As a facilitator, it’s not just about turning up on the day and delivering the learning programme to your delegates, although to others it may appear that way, however I tend to share the more positive aspects of the job I love most of the time! Actually, there is a lot of pre-workshop preparation, honest.
You need to discuss the objectives of the workshop with the client, put together a detailed proposal, agree this and then agree a delivery date. Then you need to develop the workshop, including PowerPoint slides if you are using them plus any handout materials for the delegates. Normally, there is a lead time of between 6-8 weeks between contact and delivery of the workshop, although I did turn around one in a week once.
In addition, the majority of learning programmes I deliver, are under-pinned by each delegate receiving their own unique Insights Discovery profile.

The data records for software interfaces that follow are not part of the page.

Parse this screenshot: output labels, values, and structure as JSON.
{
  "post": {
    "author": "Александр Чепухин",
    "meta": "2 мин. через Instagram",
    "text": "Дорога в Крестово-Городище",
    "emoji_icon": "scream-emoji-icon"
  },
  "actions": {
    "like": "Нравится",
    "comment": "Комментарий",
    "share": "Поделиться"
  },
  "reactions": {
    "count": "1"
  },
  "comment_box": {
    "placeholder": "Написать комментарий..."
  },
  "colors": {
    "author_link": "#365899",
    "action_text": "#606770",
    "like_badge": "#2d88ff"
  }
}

This requires each person completing a 15-minute online evaluator, from which their unique 24-page profile is produced. These profiles then need to be printed, bound and also analysed.
If I am working with a team, a team wheel is also produced to explore team-dynamics as part of the learning on the workshop.
I also send out a pre-workshop email to delegates, to explain the objectives and I always give them an opportunity to connect with me via various social media channels, such as LinkedIn, Twitter, Facebook, Yours Behaviourally or Ngagementworks website ,so that they can find out a little more about myself and Ngagementworks. This starts the process of building rapport. I also let them know they can contact me with any questions or queries, if they need.
Another thing that needs organising is the venue and accommodation. Personally, if I have more than 2-hours to travel to where the learning programme is taking place, I always travel the night before. The venue is usually chosen by the client, with guidance from me on the size and layout of the room.
On the occasion in question, due to the distance, I had to travel the night before, stay in a hotel and on the morning of the workshop, travel to the venue which was about 8 miles away. I’d trained at the venue previously, so knew where it was. I was also accompanied by a colleague’s son, who was spending two weeks on work experience with my company. This would be his first experience of seeing how a workshop was facilitated and what was involved. I had to be on the top of my game.
I explained to my colleague’s son all the pre-workshop preparation that took place. On the morning of the workshop, we set off on the short journey from our hotel to the venue in good time. I like to allow at least an hour to set up prior to the workshop beginning so there is no rush plus time for a coffee and getting in the zone. It normally takes about half an hour to set up and delegates usually start arriving in the training room half an hour to 20 minutes before the start time. At this workshop, there were 30 delegates.
Arriving at the venue, we checked in at the reception. The receptionist asked if I knew where everything was, I said I did as I’d trained there before. So off we went to B3, the training room on the 2nd floor, where I had facilitated a team workshop previously. We began to set up the room, all in good time. Delegate learning packs and handouts on the desks, projector screen erected, projector connected to the laptop, music and speakers set up and flipcharts and pens strategically placed around the room. I looked around the room and was happy everything was in place.
Finally, I ran through the slides using my remote mouse pointer as a final check it was working. It was then that my colleague’s son asked me what time delegates arrived. I told him usually between half an hour and 20 minutes before the start time. “I thought you had said that, so where are they? It’s 9.15 and 15 minutes before the start.”
Good point I thought, with 30 of them, there is always a few early arrivals. With that in mind I headed to reception. “Excuse me, have any of the delegates arrived for the Ngagementworks training”, I asked. “Yes, they are all here and waiting in room A5.”, replied the receptionist. “But I’m in B3”, I responded. “Oh, we changed the room to one slightly larger, due to the size of the group.” NOOOOOOOO!!!!!!
I ran up the 2 flights of stairs faster than an Olympic sprinter. I explained to my colleague’s son that we were in the wrong room and had to pack up as quickly as possible and head to the other room. What took half an hour to get ready took 5 minutes to pack up!
We entered A5 with 5 minutes to spare to be greeted by 30 people smiling at us. “Good morning everyone, pleased to meet you, isn’t the traffic a nightmare this morning?”, I said. This was greeted with nods of agreement.
Fortunately, I was able to facilitate the opening without the need for my computer, or projector and got the delegates completing an ice-breaker activity whilst we set everything up. The delegates were none the wiser as to what really happened.
Lesson Learnt: Never assume.
All the best, Nick